After more than 1.5m kilometres of gruelling evaluation driving, Land Rover’s next-generation Defender prototypes are finally where they belong: in Africa.
The convoy of Defender prototypes will
spend most of this month in Africa, completing the final phase of their
validation testing. For Land Rover, suffering under the spectre of uncertainty
surrounding Brexit, its new Defender is a crucial good news story.
By far Britain’s most iconic vehicle, the
original Land Rover debut this month, 71 years ago, at the 1948 Birmingham auto
show. Since then it has captivated and enabled the imaginations of many
Ardent followers of the Land Rover brand have been impatiently waiting for a replacement to the legendary Defender, since production ceased back in 2016. The new vehicle will feature similar off-road capability to the original, but tally improvements such as an automatic drivetrain, more powerful engines and sophisticated passive and active safety systems.
Land Rover’s concluding chapter for
Defender’s proof of concept testing will be conquering Kenya’s Borana conservancy,
located in the country’s Laikipia country.
This area is famed for its high altitude and is remarkably similar to sections
of the South African highveld wilderness.
adjustments that Land Rover engineers will make after gathering data in Kenya,
should bode well for future South African Defender customers – as the two
markets have such similar terrain and climate conditions.
Land Rover has
confirmed that an undisguised version of the new Defender will be revealed by
September. Even more interesting, is that the production location for this
latest iteration of Britain’s most iconic vehicle has also been chosen, and it
is not in the United Kingdom anymore – but in Slovakia.
As tensions and
supply chain concerns have mounted around Brexit, Land Rover were necessitated

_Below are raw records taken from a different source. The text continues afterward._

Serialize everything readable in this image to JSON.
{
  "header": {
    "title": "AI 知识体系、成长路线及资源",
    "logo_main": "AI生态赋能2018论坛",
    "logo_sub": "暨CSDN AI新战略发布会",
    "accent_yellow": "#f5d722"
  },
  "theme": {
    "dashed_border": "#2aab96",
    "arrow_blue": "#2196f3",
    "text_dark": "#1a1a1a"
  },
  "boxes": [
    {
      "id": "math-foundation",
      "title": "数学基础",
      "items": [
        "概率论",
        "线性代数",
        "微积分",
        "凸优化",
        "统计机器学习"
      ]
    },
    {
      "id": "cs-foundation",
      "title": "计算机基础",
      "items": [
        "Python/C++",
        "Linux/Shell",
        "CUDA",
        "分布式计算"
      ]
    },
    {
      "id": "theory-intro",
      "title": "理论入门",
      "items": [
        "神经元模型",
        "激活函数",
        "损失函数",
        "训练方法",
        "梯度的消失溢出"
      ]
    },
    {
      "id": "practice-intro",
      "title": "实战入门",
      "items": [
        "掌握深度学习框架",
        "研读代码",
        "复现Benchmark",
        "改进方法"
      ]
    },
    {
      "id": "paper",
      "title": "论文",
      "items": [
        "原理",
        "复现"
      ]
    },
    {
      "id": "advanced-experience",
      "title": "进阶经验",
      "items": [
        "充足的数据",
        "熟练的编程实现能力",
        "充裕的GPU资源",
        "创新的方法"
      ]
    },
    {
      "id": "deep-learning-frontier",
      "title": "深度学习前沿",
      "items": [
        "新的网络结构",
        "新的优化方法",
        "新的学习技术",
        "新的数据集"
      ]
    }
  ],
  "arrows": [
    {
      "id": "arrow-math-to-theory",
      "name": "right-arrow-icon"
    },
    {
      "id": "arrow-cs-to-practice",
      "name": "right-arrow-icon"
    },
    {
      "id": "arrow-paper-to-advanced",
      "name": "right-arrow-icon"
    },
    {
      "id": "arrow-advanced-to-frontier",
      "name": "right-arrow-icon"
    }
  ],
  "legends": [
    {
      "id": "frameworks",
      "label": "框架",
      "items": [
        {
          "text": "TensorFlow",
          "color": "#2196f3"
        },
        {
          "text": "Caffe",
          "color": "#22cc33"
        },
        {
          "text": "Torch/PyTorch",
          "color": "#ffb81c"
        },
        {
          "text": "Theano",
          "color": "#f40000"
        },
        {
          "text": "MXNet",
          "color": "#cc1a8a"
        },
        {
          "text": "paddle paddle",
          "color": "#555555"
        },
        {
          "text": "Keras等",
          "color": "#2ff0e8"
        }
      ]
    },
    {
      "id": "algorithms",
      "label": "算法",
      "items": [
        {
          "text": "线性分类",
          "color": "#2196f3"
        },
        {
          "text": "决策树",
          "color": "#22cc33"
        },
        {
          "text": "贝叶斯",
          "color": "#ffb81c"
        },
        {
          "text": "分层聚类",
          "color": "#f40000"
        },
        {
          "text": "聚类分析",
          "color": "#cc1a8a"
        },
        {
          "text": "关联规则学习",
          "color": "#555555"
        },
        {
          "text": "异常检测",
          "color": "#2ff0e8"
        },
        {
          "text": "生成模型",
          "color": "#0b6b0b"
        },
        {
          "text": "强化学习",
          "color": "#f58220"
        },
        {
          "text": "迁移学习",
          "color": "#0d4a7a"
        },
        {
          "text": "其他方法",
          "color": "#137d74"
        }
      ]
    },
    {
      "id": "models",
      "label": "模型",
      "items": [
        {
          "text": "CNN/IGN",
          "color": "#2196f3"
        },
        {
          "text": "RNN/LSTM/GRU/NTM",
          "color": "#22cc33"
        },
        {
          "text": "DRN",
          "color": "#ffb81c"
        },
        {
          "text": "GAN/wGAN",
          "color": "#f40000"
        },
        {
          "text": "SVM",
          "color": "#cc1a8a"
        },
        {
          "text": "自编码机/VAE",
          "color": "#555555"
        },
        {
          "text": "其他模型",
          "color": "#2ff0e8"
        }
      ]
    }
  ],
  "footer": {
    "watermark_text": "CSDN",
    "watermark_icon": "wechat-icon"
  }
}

to be bold in their production strategy with new Defender. The only option to
ensure a seamless launch and delivery schedule for customers, was to move
assembly to Slovakia.